» **Task**
Pick every line from the data that holds the word "this".

» **Provided data**

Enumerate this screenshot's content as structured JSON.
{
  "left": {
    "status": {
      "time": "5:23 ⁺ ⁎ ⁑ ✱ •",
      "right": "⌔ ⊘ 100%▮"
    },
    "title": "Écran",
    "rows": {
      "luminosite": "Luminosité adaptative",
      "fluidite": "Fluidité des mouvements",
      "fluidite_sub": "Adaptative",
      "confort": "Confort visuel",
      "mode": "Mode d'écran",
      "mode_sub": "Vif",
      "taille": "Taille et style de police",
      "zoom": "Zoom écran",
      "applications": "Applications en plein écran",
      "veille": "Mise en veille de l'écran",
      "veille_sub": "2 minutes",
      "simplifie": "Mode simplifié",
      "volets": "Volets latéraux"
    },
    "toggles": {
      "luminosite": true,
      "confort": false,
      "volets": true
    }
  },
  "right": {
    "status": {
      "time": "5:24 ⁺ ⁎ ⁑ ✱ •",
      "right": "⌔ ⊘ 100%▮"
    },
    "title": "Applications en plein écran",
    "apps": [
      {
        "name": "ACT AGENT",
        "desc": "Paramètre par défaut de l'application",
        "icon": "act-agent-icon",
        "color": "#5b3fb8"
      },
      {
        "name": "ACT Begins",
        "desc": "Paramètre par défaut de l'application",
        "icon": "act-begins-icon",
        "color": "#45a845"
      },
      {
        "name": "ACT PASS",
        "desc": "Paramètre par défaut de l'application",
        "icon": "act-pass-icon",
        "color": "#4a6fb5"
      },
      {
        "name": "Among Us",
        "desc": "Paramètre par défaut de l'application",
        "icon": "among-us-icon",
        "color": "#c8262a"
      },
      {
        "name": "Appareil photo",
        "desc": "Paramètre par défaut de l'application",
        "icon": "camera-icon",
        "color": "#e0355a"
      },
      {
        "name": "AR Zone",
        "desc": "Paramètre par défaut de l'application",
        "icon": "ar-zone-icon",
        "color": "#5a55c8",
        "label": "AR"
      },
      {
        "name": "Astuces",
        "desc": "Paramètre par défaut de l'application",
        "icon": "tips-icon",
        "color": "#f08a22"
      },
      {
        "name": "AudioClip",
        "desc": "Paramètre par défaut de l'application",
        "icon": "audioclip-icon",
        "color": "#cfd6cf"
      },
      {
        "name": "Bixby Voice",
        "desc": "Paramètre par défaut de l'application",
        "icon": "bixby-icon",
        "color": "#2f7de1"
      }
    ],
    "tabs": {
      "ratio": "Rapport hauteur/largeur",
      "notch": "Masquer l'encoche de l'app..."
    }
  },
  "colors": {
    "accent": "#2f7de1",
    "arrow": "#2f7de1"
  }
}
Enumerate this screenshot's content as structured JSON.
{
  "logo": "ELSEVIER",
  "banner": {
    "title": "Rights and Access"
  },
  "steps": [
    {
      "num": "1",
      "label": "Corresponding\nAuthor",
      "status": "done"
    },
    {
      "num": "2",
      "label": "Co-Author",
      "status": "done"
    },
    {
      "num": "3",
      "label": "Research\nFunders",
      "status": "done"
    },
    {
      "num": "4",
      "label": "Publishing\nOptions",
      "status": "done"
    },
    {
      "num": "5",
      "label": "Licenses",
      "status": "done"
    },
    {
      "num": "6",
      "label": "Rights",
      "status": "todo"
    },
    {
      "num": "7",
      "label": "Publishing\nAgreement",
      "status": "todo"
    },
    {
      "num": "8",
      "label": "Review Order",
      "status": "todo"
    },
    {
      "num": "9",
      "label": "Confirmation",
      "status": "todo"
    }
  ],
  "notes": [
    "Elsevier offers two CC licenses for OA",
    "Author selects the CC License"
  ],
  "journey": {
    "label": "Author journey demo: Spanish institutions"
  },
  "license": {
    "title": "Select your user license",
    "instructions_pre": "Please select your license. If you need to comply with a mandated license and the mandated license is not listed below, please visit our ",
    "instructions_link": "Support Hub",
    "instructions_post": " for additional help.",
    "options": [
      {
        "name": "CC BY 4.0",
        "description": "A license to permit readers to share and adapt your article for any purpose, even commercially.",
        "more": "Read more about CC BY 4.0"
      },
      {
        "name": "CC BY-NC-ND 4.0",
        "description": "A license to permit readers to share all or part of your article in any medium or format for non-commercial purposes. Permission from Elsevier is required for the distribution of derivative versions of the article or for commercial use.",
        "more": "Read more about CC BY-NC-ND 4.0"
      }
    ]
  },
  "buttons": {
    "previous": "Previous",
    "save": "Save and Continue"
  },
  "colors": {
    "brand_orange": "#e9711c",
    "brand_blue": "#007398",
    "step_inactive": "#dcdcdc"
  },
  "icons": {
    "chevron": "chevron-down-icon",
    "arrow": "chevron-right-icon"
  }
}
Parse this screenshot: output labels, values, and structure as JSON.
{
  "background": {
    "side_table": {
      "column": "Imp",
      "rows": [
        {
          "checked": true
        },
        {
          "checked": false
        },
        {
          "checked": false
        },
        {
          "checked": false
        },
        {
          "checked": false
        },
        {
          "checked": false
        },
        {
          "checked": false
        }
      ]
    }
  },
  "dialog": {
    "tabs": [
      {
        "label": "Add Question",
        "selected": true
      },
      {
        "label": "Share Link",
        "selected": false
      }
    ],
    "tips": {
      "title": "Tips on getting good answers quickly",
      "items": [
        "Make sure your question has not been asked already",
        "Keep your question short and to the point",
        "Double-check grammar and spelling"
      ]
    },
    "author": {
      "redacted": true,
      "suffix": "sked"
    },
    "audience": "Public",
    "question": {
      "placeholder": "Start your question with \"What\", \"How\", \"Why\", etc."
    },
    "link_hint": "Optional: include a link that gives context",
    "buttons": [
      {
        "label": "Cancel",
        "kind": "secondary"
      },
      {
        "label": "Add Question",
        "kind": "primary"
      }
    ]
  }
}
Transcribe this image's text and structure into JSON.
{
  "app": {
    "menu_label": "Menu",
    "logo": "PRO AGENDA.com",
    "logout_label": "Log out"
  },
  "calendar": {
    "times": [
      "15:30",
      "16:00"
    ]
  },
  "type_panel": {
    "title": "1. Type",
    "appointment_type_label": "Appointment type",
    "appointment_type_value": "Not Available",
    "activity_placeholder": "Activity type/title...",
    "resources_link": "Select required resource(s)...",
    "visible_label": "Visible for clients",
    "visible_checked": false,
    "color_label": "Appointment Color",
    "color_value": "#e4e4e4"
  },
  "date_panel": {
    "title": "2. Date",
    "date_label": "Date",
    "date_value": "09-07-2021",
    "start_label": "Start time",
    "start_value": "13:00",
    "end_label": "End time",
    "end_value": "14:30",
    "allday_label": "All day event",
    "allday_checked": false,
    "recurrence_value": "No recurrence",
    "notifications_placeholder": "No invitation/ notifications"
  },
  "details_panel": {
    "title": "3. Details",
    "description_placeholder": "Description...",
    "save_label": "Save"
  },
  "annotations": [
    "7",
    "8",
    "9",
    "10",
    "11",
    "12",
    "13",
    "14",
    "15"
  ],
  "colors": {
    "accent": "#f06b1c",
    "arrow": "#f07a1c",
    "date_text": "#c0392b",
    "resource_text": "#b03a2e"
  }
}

» **Problem solution**
Enumerate this screenshot's content as structured JSON.
Enumerate this screenshot's content as structured JSON.
Parse this screenshot: output labels, values, and structure as JSON.
Transcribe this image's text and structure into JSON.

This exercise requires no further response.